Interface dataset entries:

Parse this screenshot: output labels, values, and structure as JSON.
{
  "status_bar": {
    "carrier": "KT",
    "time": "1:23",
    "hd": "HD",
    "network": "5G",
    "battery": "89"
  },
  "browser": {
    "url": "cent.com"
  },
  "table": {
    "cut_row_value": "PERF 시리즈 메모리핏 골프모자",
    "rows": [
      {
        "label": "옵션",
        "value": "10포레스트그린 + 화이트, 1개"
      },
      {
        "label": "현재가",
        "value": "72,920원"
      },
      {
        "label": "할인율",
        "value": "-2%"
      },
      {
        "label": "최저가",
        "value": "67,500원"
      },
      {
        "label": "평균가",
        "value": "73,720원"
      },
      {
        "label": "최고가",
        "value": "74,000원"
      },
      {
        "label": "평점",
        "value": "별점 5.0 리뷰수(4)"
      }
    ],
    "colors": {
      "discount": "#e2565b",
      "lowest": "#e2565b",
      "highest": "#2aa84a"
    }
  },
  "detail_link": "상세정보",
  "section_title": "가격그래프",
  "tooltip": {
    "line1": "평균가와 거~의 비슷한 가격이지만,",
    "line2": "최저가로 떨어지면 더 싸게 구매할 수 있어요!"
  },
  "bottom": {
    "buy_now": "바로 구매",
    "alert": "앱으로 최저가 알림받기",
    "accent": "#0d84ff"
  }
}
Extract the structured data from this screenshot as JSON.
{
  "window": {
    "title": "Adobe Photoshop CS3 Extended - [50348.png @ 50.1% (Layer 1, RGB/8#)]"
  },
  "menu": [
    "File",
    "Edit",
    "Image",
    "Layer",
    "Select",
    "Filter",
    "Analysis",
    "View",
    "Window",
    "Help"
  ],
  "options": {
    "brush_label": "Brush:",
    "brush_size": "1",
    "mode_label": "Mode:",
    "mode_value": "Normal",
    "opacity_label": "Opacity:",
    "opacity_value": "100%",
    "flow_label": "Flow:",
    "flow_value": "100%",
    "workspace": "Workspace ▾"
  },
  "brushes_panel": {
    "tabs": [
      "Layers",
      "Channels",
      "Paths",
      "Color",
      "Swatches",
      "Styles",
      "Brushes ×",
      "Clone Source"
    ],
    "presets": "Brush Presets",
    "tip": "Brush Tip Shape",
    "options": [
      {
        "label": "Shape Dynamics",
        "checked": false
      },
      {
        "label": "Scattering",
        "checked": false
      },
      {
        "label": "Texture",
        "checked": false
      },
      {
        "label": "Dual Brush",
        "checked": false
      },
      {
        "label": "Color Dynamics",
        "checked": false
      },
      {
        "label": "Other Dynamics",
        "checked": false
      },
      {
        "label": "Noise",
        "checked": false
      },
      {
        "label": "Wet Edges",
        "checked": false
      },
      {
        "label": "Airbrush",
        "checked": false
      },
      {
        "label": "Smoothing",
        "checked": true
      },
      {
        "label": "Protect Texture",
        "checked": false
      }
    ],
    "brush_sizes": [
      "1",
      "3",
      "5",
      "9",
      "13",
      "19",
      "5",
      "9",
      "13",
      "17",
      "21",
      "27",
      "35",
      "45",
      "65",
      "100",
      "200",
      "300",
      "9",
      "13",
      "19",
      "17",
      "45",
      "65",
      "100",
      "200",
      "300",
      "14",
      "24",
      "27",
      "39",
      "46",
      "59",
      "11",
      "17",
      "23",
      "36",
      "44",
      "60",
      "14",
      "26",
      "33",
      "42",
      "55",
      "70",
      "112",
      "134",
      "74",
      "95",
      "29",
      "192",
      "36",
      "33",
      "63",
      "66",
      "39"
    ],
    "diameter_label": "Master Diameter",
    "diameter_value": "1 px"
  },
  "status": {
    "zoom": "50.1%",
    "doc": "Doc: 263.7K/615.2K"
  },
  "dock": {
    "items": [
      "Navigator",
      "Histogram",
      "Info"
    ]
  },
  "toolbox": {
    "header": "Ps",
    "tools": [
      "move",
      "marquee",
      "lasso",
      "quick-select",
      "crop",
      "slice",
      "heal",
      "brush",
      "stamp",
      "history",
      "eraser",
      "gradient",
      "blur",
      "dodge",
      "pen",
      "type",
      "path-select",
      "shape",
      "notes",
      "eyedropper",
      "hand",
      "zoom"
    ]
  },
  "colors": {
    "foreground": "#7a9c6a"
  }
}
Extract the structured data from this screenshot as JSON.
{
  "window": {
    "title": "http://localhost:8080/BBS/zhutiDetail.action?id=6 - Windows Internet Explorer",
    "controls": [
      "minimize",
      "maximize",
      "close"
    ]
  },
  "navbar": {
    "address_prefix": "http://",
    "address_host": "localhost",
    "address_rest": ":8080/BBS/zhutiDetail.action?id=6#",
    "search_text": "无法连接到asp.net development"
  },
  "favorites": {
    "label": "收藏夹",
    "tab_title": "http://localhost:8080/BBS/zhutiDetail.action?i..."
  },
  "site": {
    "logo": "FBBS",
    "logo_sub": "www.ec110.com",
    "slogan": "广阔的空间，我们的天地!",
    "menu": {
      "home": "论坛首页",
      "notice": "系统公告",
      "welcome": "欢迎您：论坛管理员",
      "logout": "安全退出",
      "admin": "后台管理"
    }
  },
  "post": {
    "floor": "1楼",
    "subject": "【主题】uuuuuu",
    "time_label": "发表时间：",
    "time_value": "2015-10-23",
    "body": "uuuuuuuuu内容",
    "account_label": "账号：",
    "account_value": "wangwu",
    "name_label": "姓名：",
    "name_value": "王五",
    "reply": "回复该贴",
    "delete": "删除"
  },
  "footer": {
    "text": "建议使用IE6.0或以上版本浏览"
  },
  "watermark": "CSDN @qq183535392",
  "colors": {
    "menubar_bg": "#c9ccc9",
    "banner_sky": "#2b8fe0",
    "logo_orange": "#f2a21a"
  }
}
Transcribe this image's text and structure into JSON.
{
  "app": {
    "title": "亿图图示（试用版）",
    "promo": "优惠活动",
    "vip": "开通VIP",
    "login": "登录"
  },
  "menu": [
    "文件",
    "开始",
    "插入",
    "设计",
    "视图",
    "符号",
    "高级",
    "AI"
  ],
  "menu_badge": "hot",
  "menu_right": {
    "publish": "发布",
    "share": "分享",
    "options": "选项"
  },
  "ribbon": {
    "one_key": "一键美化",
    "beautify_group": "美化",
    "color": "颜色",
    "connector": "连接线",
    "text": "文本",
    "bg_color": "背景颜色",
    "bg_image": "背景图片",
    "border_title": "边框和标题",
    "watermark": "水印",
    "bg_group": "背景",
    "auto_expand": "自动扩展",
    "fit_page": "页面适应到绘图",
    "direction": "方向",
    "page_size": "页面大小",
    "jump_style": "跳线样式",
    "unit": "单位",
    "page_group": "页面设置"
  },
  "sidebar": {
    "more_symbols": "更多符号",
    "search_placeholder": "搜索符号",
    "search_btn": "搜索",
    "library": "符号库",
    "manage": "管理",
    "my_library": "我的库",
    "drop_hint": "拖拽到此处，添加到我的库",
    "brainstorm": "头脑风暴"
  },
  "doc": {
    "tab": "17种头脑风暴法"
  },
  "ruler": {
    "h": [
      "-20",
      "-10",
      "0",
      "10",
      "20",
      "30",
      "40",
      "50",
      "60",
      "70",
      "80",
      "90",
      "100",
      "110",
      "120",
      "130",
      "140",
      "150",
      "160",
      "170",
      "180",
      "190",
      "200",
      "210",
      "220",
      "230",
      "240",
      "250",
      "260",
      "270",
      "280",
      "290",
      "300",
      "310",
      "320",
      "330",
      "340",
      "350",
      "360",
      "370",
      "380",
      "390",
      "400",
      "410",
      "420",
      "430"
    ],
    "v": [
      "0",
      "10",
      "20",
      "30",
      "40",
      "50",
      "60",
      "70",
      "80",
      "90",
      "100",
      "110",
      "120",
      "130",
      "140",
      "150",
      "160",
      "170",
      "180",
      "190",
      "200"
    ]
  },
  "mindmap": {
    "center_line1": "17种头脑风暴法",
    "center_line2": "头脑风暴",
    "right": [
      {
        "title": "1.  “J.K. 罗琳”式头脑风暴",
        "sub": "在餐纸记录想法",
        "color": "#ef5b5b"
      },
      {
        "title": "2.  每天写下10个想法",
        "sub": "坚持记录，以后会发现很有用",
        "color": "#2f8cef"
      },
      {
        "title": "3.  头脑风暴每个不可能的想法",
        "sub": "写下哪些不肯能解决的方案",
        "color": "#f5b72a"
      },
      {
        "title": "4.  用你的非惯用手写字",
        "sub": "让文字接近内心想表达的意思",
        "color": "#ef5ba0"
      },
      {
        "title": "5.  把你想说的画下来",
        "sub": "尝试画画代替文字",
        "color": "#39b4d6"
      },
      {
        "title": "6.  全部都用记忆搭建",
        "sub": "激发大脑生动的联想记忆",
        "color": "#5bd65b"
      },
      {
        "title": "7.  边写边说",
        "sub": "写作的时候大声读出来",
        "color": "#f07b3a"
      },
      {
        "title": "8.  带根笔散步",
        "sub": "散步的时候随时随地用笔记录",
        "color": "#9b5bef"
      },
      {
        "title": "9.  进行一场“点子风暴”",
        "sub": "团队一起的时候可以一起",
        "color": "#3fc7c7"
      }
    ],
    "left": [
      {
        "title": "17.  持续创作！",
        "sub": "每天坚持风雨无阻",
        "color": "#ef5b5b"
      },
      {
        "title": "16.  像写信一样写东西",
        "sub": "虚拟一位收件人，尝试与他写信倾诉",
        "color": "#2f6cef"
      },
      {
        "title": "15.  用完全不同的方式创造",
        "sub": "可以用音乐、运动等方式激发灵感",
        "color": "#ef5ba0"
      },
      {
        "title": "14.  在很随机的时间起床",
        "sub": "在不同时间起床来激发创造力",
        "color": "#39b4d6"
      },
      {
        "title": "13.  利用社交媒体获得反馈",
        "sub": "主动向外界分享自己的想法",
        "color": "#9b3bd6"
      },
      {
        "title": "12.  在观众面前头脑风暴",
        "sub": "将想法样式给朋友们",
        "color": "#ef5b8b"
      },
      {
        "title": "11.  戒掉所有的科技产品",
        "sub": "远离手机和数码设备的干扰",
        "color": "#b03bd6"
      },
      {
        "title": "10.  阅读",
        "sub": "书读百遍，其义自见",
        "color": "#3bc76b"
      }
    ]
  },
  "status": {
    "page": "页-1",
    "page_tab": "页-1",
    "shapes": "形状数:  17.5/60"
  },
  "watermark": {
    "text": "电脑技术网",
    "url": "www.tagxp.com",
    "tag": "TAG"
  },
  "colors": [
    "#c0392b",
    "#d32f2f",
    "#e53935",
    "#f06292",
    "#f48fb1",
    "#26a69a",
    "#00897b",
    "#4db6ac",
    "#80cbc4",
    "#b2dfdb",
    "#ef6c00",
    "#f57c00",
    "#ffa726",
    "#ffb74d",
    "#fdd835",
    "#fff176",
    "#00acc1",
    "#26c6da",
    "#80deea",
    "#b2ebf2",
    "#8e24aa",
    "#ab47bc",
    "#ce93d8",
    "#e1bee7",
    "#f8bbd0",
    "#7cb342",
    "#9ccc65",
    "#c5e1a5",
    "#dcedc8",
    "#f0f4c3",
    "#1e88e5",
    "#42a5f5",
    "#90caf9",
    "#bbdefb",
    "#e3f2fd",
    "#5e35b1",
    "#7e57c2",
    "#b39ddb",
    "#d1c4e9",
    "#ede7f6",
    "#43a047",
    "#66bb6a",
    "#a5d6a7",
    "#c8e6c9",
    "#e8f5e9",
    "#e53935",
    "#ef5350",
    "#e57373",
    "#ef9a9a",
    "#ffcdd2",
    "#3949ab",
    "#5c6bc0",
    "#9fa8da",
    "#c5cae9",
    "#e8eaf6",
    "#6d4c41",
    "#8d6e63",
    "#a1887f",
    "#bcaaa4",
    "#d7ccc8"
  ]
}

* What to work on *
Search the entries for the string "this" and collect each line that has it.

* Problem solution *
Parse this screenshot: output labels, values, and structure as JSON.
Extract the structured data from this screenshot as JSON.
Extract the structured data from this screenshot as JSON.
Transcribe this image's text and structure into JSON.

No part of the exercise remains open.